Among other things, this implies that children and young people:
- should have good enough nourishment from their food
- should be able to live in a safe and healthy environment
- shouldn’t be in danger at work.
Article 24 also says that children and young people have a right to information about their health. They should have a say in how they get this and be able to say what they like and dislike about the information they get.
Access to water is a human right. It’s essential to a child’s right to health, and to fully realising their right to education.
In 2019 the Children’s Future Food Inquiry report identified access to free drinking water in schools as a key issue which disproportionately impacts children experiencing poverty and food insecurity.
Education authorities in Scotland are required to provide drinking water to children in schools. This duty is set out in Regulation 7 of The Nutritional Requirements for Food and Drink in Schools (Scotland) Regulations 2020.
This is still the law during the coronavirus pandemic.
No emergency law or policy has changed this.
No guidance has been issued at a national level which would prevent water being provided to children in school for health reasons.
It is important that access to drinking water is provided safely and education authorities should support schools to do this.
If you’re not being allowed access to fresh water at your school – or if you know of a child or young person who’s being denied it – you should contact the head teacher in the first instance and draw their attention to the regulations and to this statement.
If necessary you can ask the head teacher to seek advice from the education authority, who should support them to ensure that drinking water can be provided within the school in a way that protects the rights to health of children and staff.
The Commissioner’s office has written to the Scottish Government asking them to provide clarity to schools on this matter.
Article 24 of the UNCRC says that people should know about the health services they have access to. They should get information about physical and mental health, and they should know about the services they can use if they have difficulties with either.

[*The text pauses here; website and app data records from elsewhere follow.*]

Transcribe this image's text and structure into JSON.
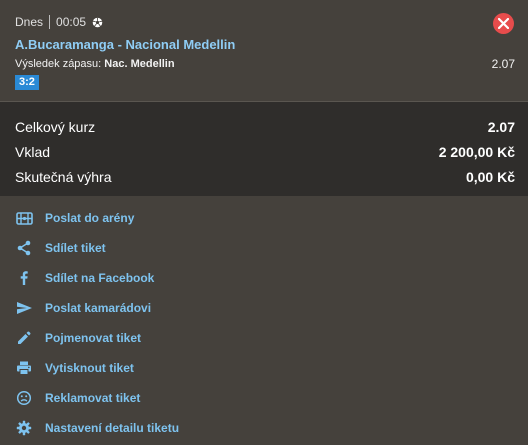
{
  "bet": {
    "time_label": "Dnes",
    "time": "00:05",
    "sport_icon": "soccer-ball-icon",
    "match": "A.Bucaramanga - Nacional Medellin",
    "market_label": "Výsledek zápasu:",
    "selection": "Nac. Medellin",
    "odd": "2.07",
    "score": "3:2"
  },
  "summary": {
    "total_odds_label": "Celkový kurz",
    "total_odds": "2.07",
    "stake_label": "Vklad",
    "stake": "2 200,00 Kč",
    "win_label": "Skutečná výhra",
    "win": "0,00 Kč"
  },
  "actions": [
    {
      "label": "Poslat do arény",
      "icon": "arena-icon"
    },
    {
      "label": "Sdílet tiket",
      "icon": "share-icon"
    },
    {
      "label": "Sdílet na Facebook",
      "icon": "facebook-icon"
    },
    {
      "label": "Poslat kamarádovi",
      "icon": "send-icon"
    },
    {
      "label": "Pojmenovat tiket",
      "icon": "pencil-icon"
    },
    {
      "label": "Vytisknout tiket",
      "icon": "print-icon"
    },
    {
      "label": "Reklamovat tiket",
      "icon": "complaint-icon"
    },
    {
      "label": "Nastavení detailu tiketu",
      "icon": "gear-icon"
    }
  ],
  "colors": {
    "link": "#7ec3ef",
    "close": "#e74c4c",
    "score_badge": "#2a8ad6"
  }
}
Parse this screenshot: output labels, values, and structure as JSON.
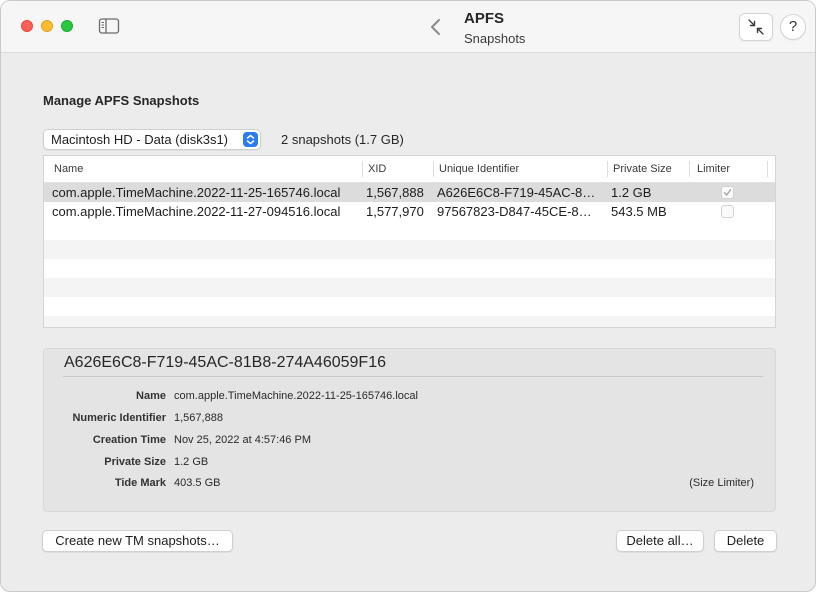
{
  "window": {
    "title": "APFS",
    "subtitle": "Snapshots",
    "help_label": "?"
  },
  "icons": {
    "sidebar": "sidebar-toggle-icon",
    "back": "chevron-left-icon",
    "collapse": "arrows-collapse-icon",
    "select": "up-down-chevron-icon",
    "check": "checkmark-icon"
  },
  "colors": {
    "close": "#ff5f57",
    "minimize": "#febc2e",
    "maximize": "#28c840",
    "accent": "#2b7bf4",
    "selected_row": "#dcdcdc"
  },
  "main": {
    "section_title": "Manage APFS Snapshots",
    "disk_select": {
      "value": "Macintosh HD - Data (disk3s1)"
    },
    "snapshot_count": "2 snapshots (1.7 GB)"
  },
  "table": {
    "columns": [
      "Name",
      "XID",
      "Unique Identifier",
      "Private Size",
      "Limiter"
    ],
    "rows": [
      {
        "name": "com.apple.TimeMachine.2022-11-25-165746.local",
        "xid": "1,567,888",
        "uid": "A626E6C8-F719-45AC-8…",
        "size": "1.2 GB",
        "limiter": true,
        "selected": true
      },
      {
        "name": "com.apple.TimeMachine.2022-11-27-094516.local",
        "xid": "1,577,970",
        "uid": "97567823-D847-45CE-8…",
        "size": "543.5 MB",
        "limiter": false,
        "selected": false
      }
    ]
  },
  "details": {
    "heading": "A626E6C8-F719-45AC-81B8-274A46059F16",
    "fields": [
      {
        "label": "Name",
        "value": "com.apple.TimeMachine.2022-11-25-165746.local"
      },
      {
        "label": "Numeric Identifier",
        "value": "1,567,888"
      },
      {
        "label": "Creation Time",
        "value": "Nov 25, 2022 at 4:57:46 PM"
      },
      {
        "label": "Private Size",
        "value": "1.2 GB"
      },
      {
        "label": "Tide Mark",
        "value": "403.5 GB"
      }
    ],
    "size_limiter": "(Size Limiter)"
  },
  "buttons": {
    "create": "Create new TM snapshots…",
    "delete_all": "Delete all…",
    "delete": "Delete"
  }
}
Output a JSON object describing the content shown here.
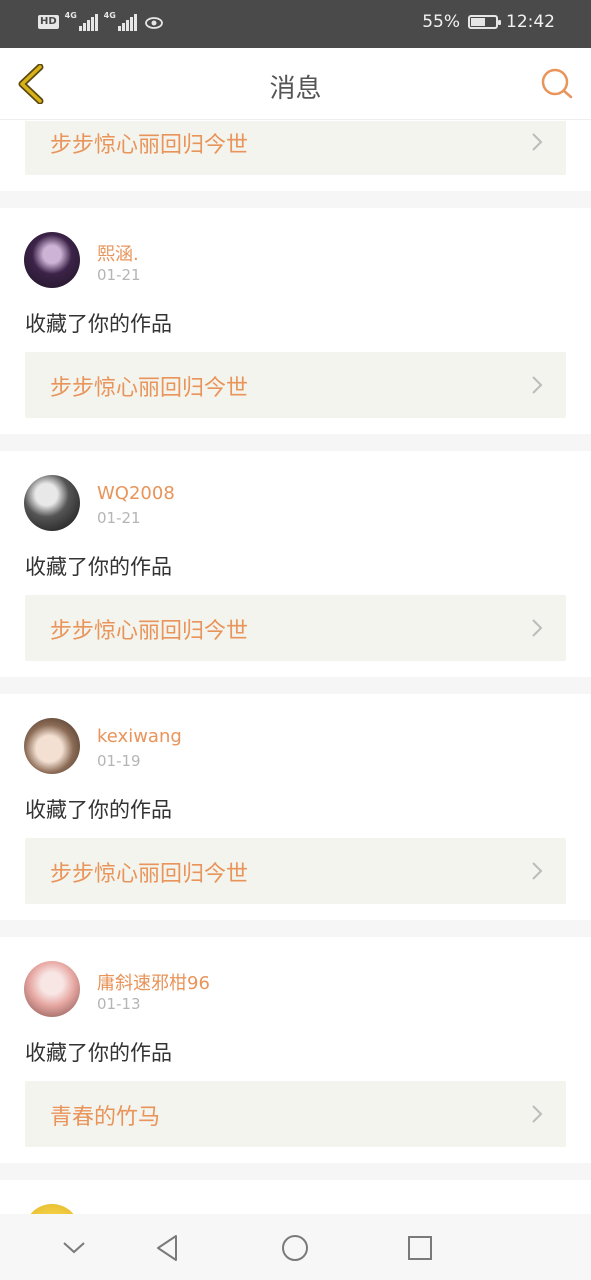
{
  "status_bar": {
    "hd_label": "HD",
    "net1": "4G",
    "net2": "4G",
    "battery_text": "55%",
    "battery_level": 0.55,
    "time": "12:42"
  },
  "header": {
    "title": "消息",
    "back_icon": "chevron-left-icon",
    "search_icon": "search-icon"
  },
  "colors": {
    "accent": "#e8945a",
    "back_icon": "#c9a400",
    "work_box_bg": "#f4f4ee"
  },
  "top_partial": {
    "work_title": "步步惊心丽回归今世"
  },
  "notifications": [
    {
      "username": "熙涵.",
      "date": "01-21",
      "action": "收藏了你的作品",
      "work_title": "步步惊心丽回归今世"
    },
    {
      "username": "WQ2008",
      "date": "01-21",
      "action": "收藏了你的作品",
      "work_title": "步步惊心丽回归今世"
    },
    {
      "username": "kexiwang",
      "date": "01-19",
      "action": "收藏了你的作品",
      "work_title": "步步惊心丽回归今世"
    },
    {
      "username": "庸斜速邪柑96",
      "date": "01-13",
      "action": "收藏了你的作品",
      "work_title": "青春的竹马"
    }
  ],
  "nav": {
    "down_icon": "chevron-down-icon",
    "back_icon": "triangle-back-icon",
    "home_icon": "circle-home-icon",
    "recent_icon": "square-recents-icon"
  }
}
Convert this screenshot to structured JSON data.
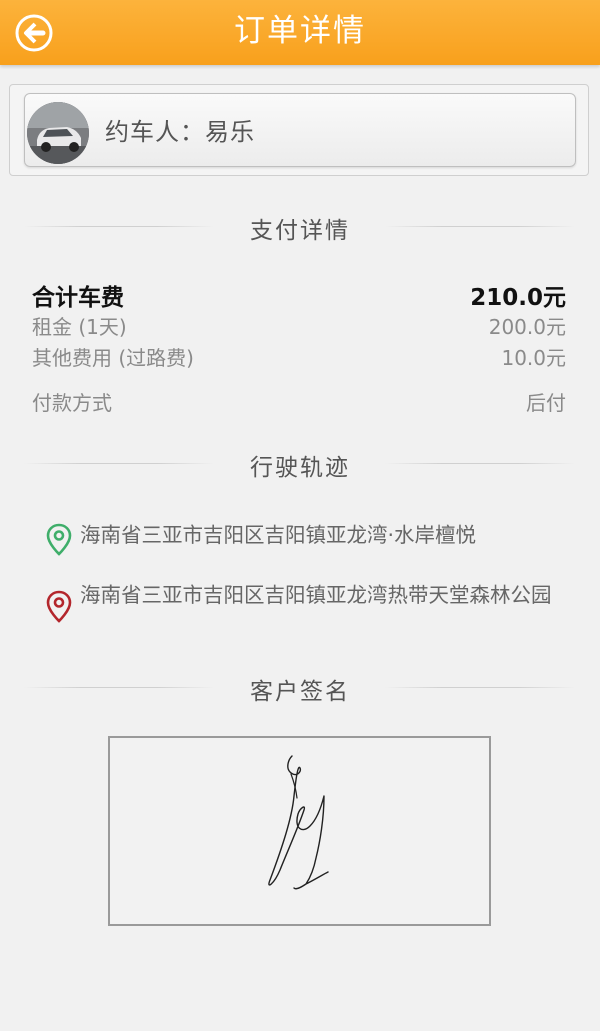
{
  "header": {
    "title": "订单详情",
    "back_icon": "back-arrow-icon"
  },
  "booker": {
    "label": "约车人：易乐",
    "avatar_icon": "car-avatar"
  },
  "payment": {
    "section_title": "支付详情",
    "total_label": "合计车费",
    "total_value": "210.0元",
    "items": [
      {
        "label": "租金 (1天)",
        "value": "200.0元"
      },
      {
        "label": "其他费用 (过路费)",
        "value": "10.0元"
      }
    ],
    "method_label": "付款方式",
    "method_value": "后付"
  },
  "trip": {
    "section_title": "行驶轨迹",
    "start": {
      "address": "海南省三亚市吉阳区吉阳镇亚龙湾·水岸檀悦",
      "icon": "start-location-pin-icon",
      "color": "#3fae6a"
    },
    "end": {
      "address": "海南省三亚市吉阳区吉阳镇亚龙湾热带天堂森林公园",
      "icon": "end-location-pin-icon",
      "color": "#b3262c"
    }
  },
  "signature": {
    "section_title": "客户签名"
  },
  "colors": {
    "header": "#f8a01c",
    "background": "#f1f1f1"
  }
}
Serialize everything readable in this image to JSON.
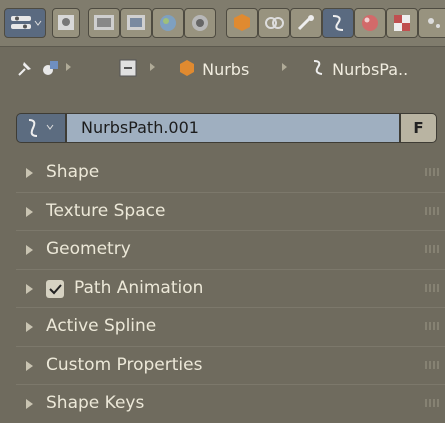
{
  "toolbar": {
    "icons": [
      "render-layers-icon",
      "scene-icon",
      "world-icon",
      "object-icon",
      "constraints-icon",
      "modifiers-icon",
      "data-icon",
      "material-icon",
      "texture-icon",
      "particles-icon",
      "physics-icon"
    ]
  },
  "breadcrumbs": {
    "pin_icon": "pin-icon",
    "scene_icon": "scene-icon",
    "object_label": "Nurbs",
    "data_label": "NurbsPa.."
  },
  "datablock": {
    "name": "NurbsPath.001",
    "fake_user_label": "F"
  },
  "panels": [
    {
      "label": "Shape"
    },
    {
      "label": "Texture Space"
    },
    {
      "label": "Geometry"
    },
    {
      "label": "Path Animation",
      "checkbox": true
    },
    {
      "label": "Active Spline"
    },
    {
      "label": "Custom Properties"
    },
    {
      "label": "Shape Keys"
    }
  ],
  "colors": {
    "background": "#6f6b5e",
    "name_field": "#9fafc0",
    "active_tab": "#5a6a80"
  }
}
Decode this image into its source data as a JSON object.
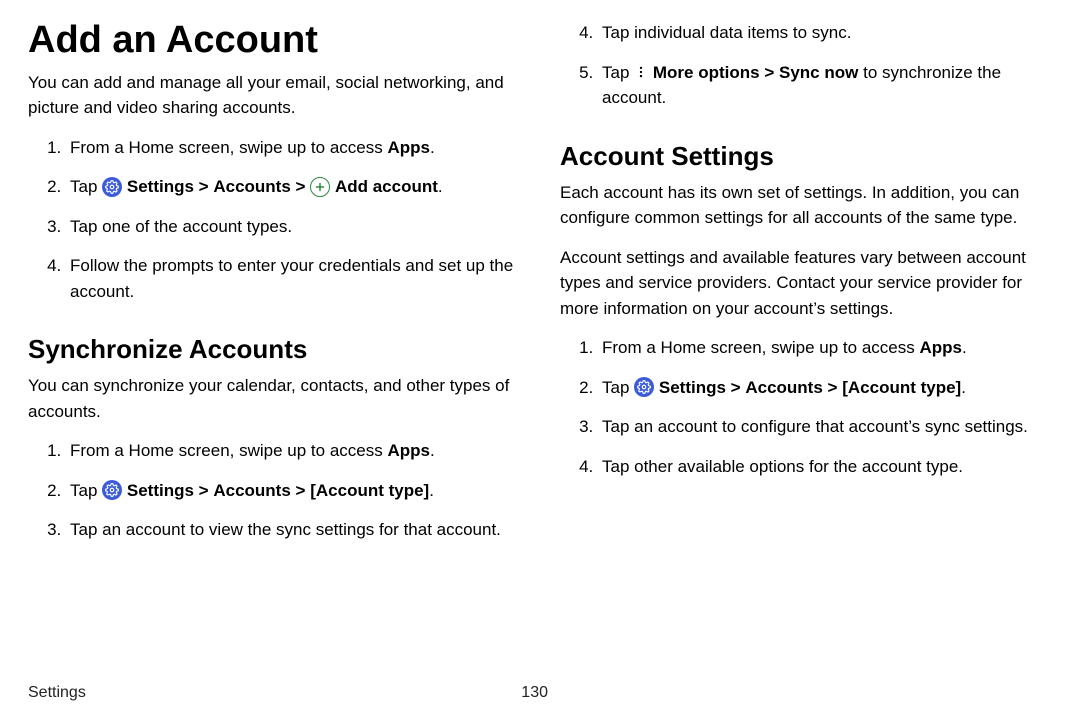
{
  "left": {
    "h1": "Add an Account",
    "intro": "You can add and manage all your email, social networking, and picture and video sharing accounts.",
    "steps1": {
      "s1_a": "From a Home screen, swipe up to access ",
      "s1_b": "Apps",
      "s1_c": ".",
      "s2_a": "Tap ",
      "s2_b": " Settings",
      "s2_c": "Accounts",
      "s2_d": " Add account",
      "s2_e": ".",
      "s3": "Tap one of the account types.",
      "s4": "Follow the prompts to enter your credentials and set up the account."
    },
    "h2": "Synchronize Accounts",
    "intro2": "You can synchronize your calendar, contacts, and other types of accounts.",
    "steps2": {
      "s1_a": "From a Home screen, swipe up to access ",
      "s1_b": "Apps",
      "s1_c": ".",
      "s2_a": "Tap ",
      "s2_b": " Settings",
      "s2_c": "Accounts",
      "s2_d": "[Account type]",
      "s2_e": ".",
      "s3": "Tap an account to view the sync settings for that account."
    }
  },
  "right": {
    "cont": {
      "s4": "Tap individual data items to sync.",
      "s5_a": "Tap ",
      "s5_b": " More options",
      "s5_c": "Sync now",
      "s5_d": " to synchronize the account."
    },
    "h2": "Account Settings",
    "p1": "Each account has its own set of settings. In addition, you can configure common settings for all accounts of the same type.",
    "p2": "Account settings and available features vary between account types and service providers. Contact your service provider for more information on your account’s settings.",
    "steps3": {
      "s1_a": "From a Home screen, swipe up to access ",
      "s1_b": "Apps",
      "s1_c": ".",
      "s2_a": "Tap ",
      "s2_b": " Settings",
      "s2_c": "Accounts",
      "s2_d": "[Account type]",
      "s2_e": ".",
      "s3": "Tap an account to configure that account’s sync settings.",
      "s4": "Tap other available options for the account type."
    }
  },
  "footer": {
    "section": "Settings",
    "page": "130"
  },
  "glyph": {
    "chev": ">"
  }
}
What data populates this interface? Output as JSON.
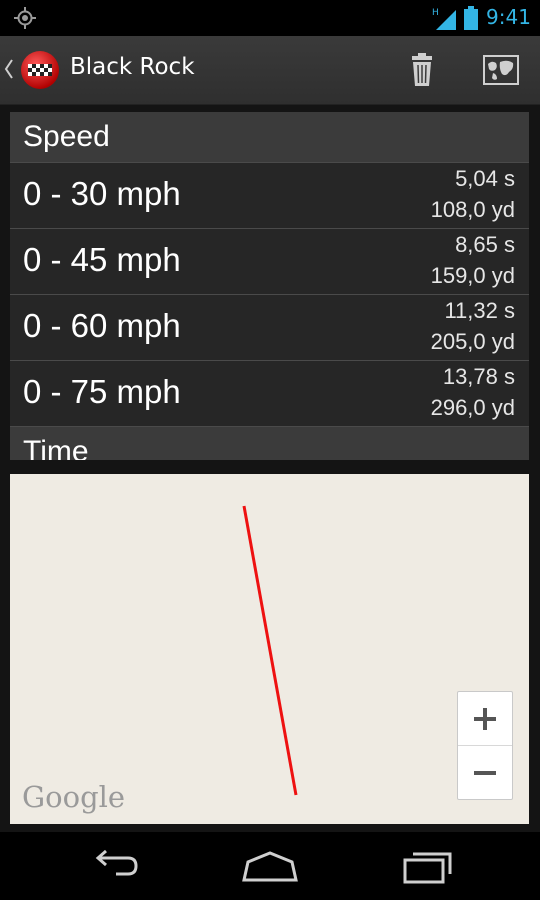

Young people have the right to get information about their health in private, without a parent or guardian’s knowledge. While as a child it might have been in their best interests for a parent or guardian to make decisions about their health, young people should be able to choose which services they need.
The Mental Welfare Commission for Scotland gives advice about rights in relation to mental health care and treatment.
NHS Choices – Young People and Mental Health offers advice and information about a variety of mental health problems, as well as links to useful resources.
Breathing Space is a helpline staffed by trained advisors. They will listen and provide support and advice (tel. 0800 83 85 87).
More in the Rights questions and answers section
Relevant General Comments
General Comments that are relevant to Article 24 are:
- General Comment 3, on HIV/AIDS and children’s rights,
- General Comment 4, on adolescent health and development in the context of the UNCRC,
- General Comment 9, on the rights of children with disabilities,
- General Comment 15, on the right to the enjoyment of the highest attainable standard of health.
The UN Committee on the Rights of the Child facilitates Days of General Discussion where experts from around the world can discuss a child rights issue in detail. The reports of their discussions are a helpful tool to understand how the UNCRC should be interpreted.
Some Days of General Discussion relevant to Article 24 are: